Like more conventional CD-ROMs, ScruTiny has pretensions to grand themes. But instead of "World War Two" or "The Solar System", its compass embraces the cycle of life and death, yin, yang, masculine and the feminine. Reproduction is strongly emphasised. Among the disc's many reiterated motifs, my favourite was the moon image, which on second glance is a pearly representation of a cell in the process of division, its chromosomes like the markings on the lunar surface.
The disc's signature is its ever-changing cursor. Sometimes it's a sun and sometimes a crescent moon, sometimes light and dark, and now and again it turns into a fish.
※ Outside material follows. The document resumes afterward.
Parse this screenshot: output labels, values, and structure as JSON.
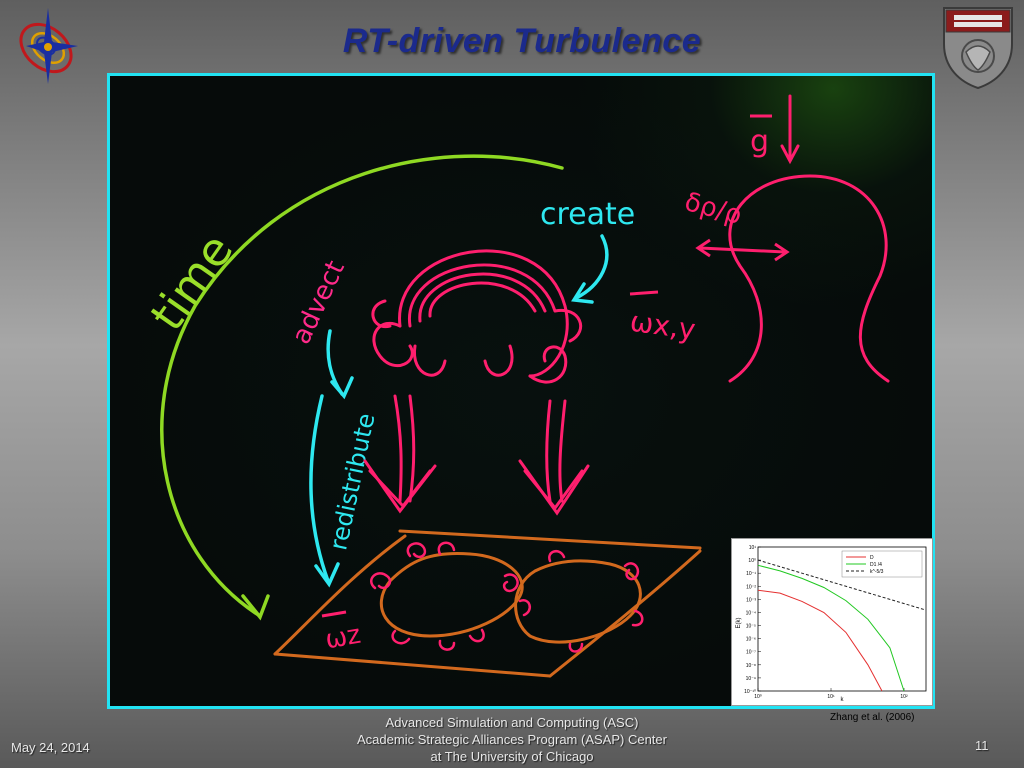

And what goes for the cursor goes for the work as a whole. Translated into multimedia, the principal device of Dixon's collage- based art becomes the morph. Out of those I stumbled upon, the smartest was in the "Romance" section. The male figure is represented by a suit of armour clutching a bouquet. Clicking on the visor of the helmet activates a sequence of eyes morphing into each other. I thought the chameleon was a particularly sly take on that old warhorse of gender theory, the male gaze. Another nice touch is the reclining female nude who rotates to the vertical, seeming in the process to assert control over the mirror in front of her.
Details like these are not what makes 'ScruTiny' look like a historical milestone, however. It is notable for the fact of being a multimedia artwork in itself, rather than a multimedia work about art. But rather than being a fully-fledged specimen of the new form, it's more of an archaeopteryx, closer to the dinosaurs than the birds. And, unfortunately, its evolutionary forebear is the album cover. You may have thought that CDs had sent the form into eclipse, but with CD-ROM, you'll believe an album cover can fly.
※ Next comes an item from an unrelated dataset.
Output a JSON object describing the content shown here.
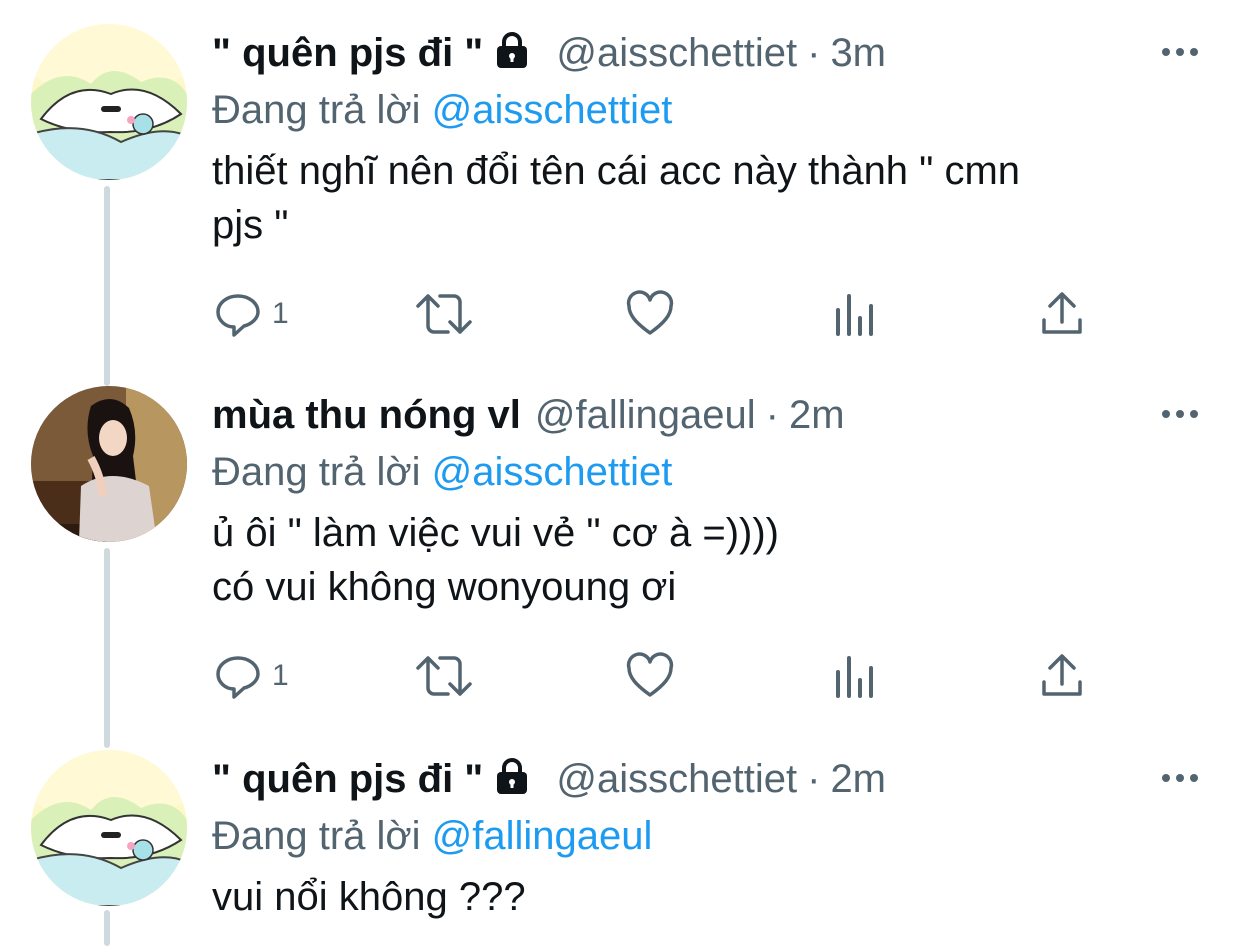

ScruTiny is, in fact, a work in the High Psychedelic style, where Symbolism and Tolkien meet. Rather than being an adjunct to a hallucinatory experience, like the stroboscopics that the rave generation enjoy, it suggests LSD recollected in tranquillity. The effects are generated by manipulating pixels, not synapses. In the current state of the art, not to mention the current state of my computer, its animations are slightly jerky, many of them also ectoplasmic and monochrome, evoking the pioneering cinematic special effects of Melies. This resonance sustains the impression that ScruTiny is a milestone, but an early one.
"Users should view this title as an interactive dream," advises Dixon. But its success depends on the maintenance of illusion, and those of us who have the knack of "lucid dreaming" know that the more you interact with a dream, the more the illusion is attenuated. At first, the mutating cursor is confusing, but you rapidly get the hang of it, and gradually the workings of the disc's more complex sequences also start to become apparent. The morphing sequences of a film like Terminator 2 would have palled if we had been handed the controls of the special-effects generator as we watched. Striking a balance between illusion and interactivity will be an intriguing challenge for the pioneers of the new media.